------ DATA ------

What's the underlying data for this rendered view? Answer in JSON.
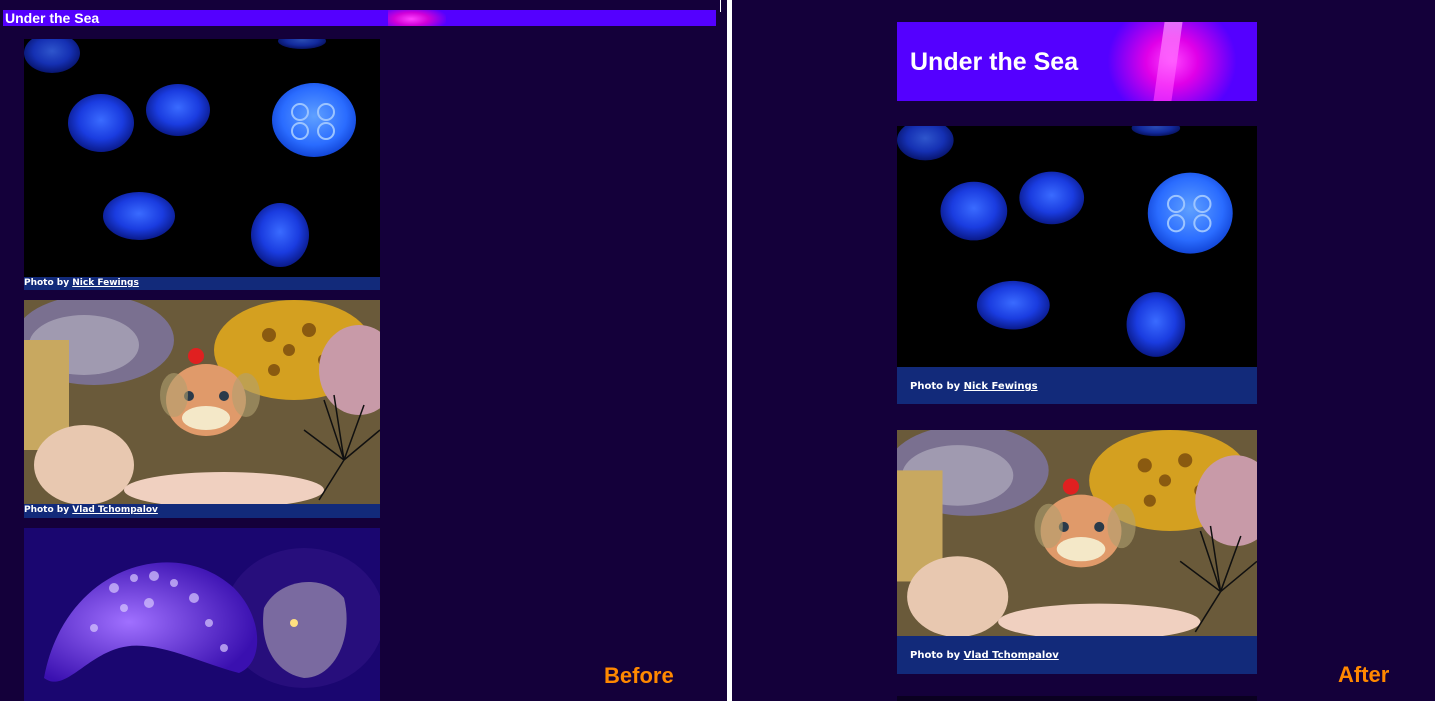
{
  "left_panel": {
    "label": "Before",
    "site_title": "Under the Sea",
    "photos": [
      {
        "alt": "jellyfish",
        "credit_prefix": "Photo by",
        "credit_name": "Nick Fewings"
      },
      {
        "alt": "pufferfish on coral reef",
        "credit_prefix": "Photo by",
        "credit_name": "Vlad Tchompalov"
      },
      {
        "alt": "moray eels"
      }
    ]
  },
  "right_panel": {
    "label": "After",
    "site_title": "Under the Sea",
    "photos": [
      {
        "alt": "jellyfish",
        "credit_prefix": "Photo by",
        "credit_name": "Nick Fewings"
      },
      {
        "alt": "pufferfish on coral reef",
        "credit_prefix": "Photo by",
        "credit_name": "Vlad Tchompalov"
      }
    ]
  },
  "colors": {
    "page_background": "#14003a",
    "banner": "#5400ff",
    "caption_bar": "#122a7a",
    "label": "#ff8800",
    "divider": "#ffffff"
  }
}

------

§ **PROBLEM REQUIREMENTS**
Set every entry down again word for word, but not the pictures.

§ **OUTPUT BELOW**
What's the underlying data for this rendered view? Answer in JSON.
{
  "left_panel": {
    "label": "Before",
    "site_title": "Under the Sea",
    "photos": [
      {
        "alt": "jellyfish",
        "credit_prefix": "Photo by",
        "credit_name": "Nick Fewings"
      },
      {
        "alt": "pufferfish on coral reef",
        "credit_prefix": "Photo by",
        "credit_name": "Vlad Tchompalov"
      },
      {
        "alt": "moray eels"
      }
    ]
  },
  "right_panel": {
    "label": "After",
    "site_title": "Under the Sea",
    "photos": [
      {
        "alt": "jellyfish",
        "credit_prefix": "Photo by",
        "credit_name": "Nick Fewings"
      },
      {
        "alt": "pufferfish on coral reef",
        "credit_prefix": "Photo by",
        "credit_name": "Vlad Tchompalov"
      }
    ]
  },
  "colors": {
    "page_background": "#14003a",
    "banner": "#5400ff",
    "caption_bar": "#122a7a",
    "label": "#ff8800",
    "divider": "#ffffff"
  }
}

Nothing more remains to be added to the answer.